The $6 million bill incurred to date by an Ohio woman prescribed a new pharmaceutical to treat a rare bone disorder is draining the treasury of her husband’s union, whose health plan provides her coverage. Her family’s plight (and the union’s, and the nation’s) is described in a front-page NY Times story August 26  on the impact  of super-expensive new drugs. Excerpts follow:

Strensiq is one of the costliest drugs in the world. It is part of an unsettling trend in which ultraexpensive drugs are becoming more common, spurring a national debate over whether any drug should cost millions of dollars, and whether Americans will be priced out of lifesaving treatments as drug companies maximize their profits.

Extraordinary scientific advances — as well as tax breaks and other government incentives for developing drugs for rare diseases — have spawned treatments, and even cures, for illnesses that were once a death sentence. And now that cheaper generic drugs account for about 90 percent of all prescriptions filled in the United States, pharmaceutical companies are turning to rare-disease treatments and gene therapies as their next profit engine,with major companies like Pfizer and Novartis investing in drugs for tiny pools of patients.

These drugs face no real competition, including from generic companies, leaving the door wide open for manufacturers to set nearly any price they want.

Rare diseases, however, aren’t all that rare. There are an estimated 7,000 of them, and about 30 million Americans have one — roughly the same number of people in the United States with diabetes. And although there are no treatments for most rare diseases, new therapies are coming on the market nearly every month, with some reaching beyond $2 million a year for a single treatment. Of 59 new drugs approved in 2018, more than half, or 34, were for rare diseases. Those treatments are typically the most expensive, helping to drive an increase in overall spending on prescriptions nationwide.

The Patterson family’s experience also exposes a stunning lack of transparency in drug pricing; many rare-disease drugs are priced based on a patient’s weight, meaning a prescription for an adult costs many times more than one for a child or infant. Pharmaceutical companies often obscure the real cost with initial estimates — provided to the media or Wall Street analysts — that are far less than the eventual real-world cost of the medicines.

In the Pattersons’ case, Strensiq was expected to cost about $285,000 in 2015 according to its manufacturer, Alexion Pharmaceuticals. But here’s the catch: That price was based on the assumption that most patients would be children or infants and would weigh an average of about 50 pounds. In addition, Alexion would not discuss how much it would cost adults. In 2018, Ms. Patterson’s drug bill approached $2 million.

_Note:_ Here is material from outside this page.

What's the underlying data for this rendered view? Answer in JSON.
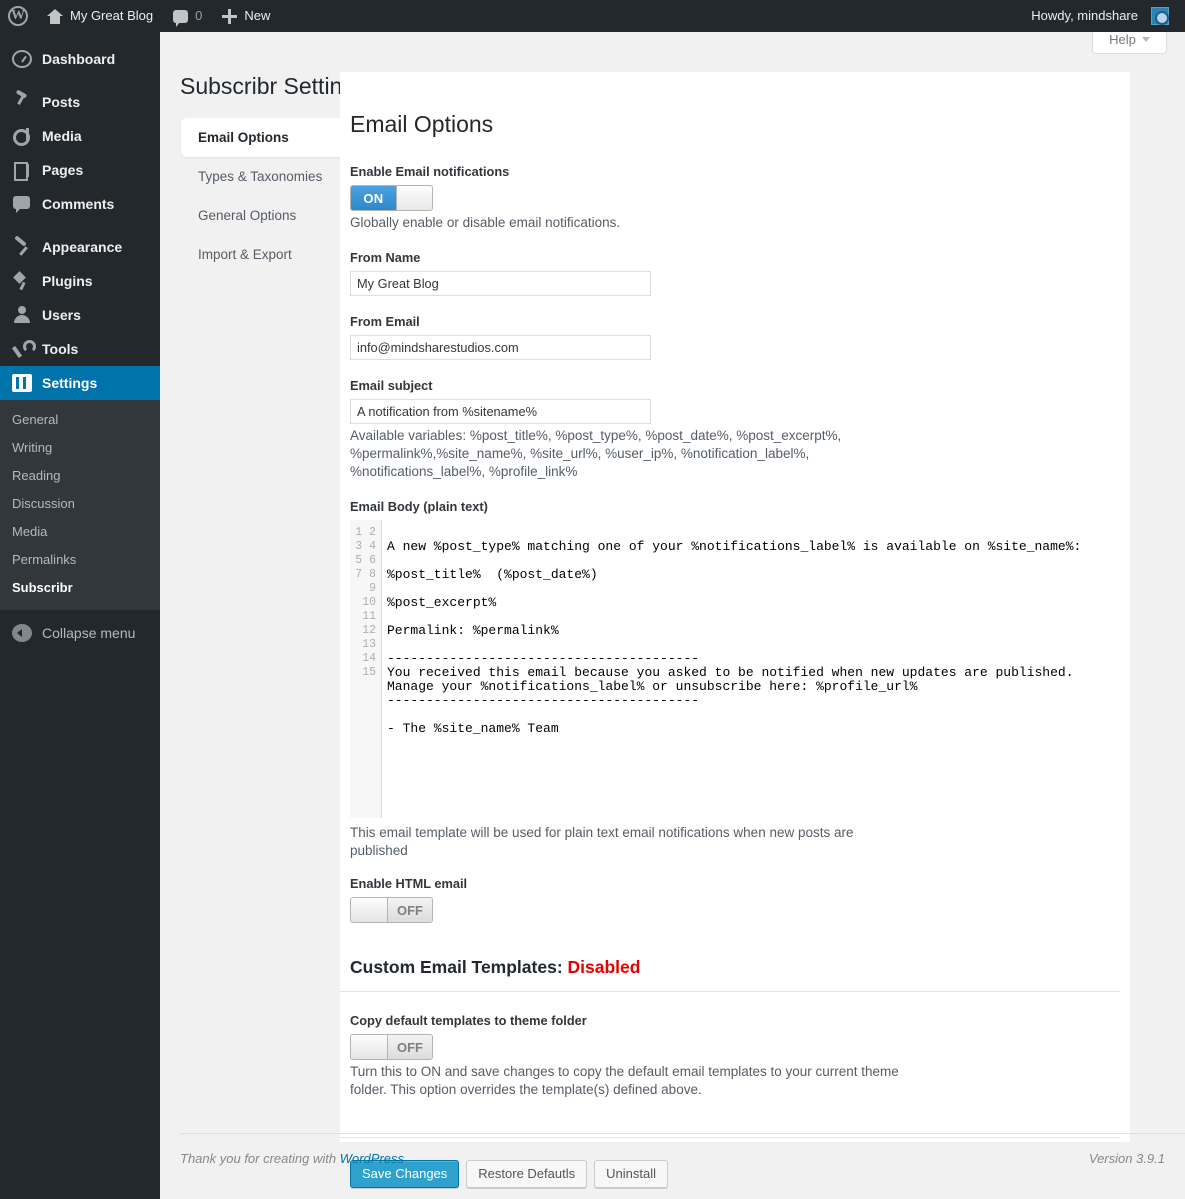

The breathtaking price threw the labor union — the International Brotherhood of Boilermakers, which covers her health care through her husband, Bill — into a crisis.

Four months after she began taking Strensiq, the union’s health plan put payment for the drug on hold to evaluate whether she really needed it.

Two of the Pattersons’ children have inherited the disorder and the Boilermakers were facing a $60 million longterm outlay —until the drug company learned that the Times was on the story.

Alexion, which focuses on treatments for rare diseases and is based in Boston, declined several requests for an interview. Ultimately, under pressure from the boilermakers’ union and Express Scripts and questioned by The New York Times, the company told Express Scripts that it would cap the annual cost at $1.5 million for each adult in commercial plans covered by the pharmacy benefits manager, including the union’s. Alexion said that it is negotiating similar price caps with others, but that those talks were confidential.

The reporters, Katie Thomas and Reed Abelson, noted:

Boilermakers keep the country’s industrial plants running, maintaining and building equipment in everything from oil refineries to shipbuilding factories.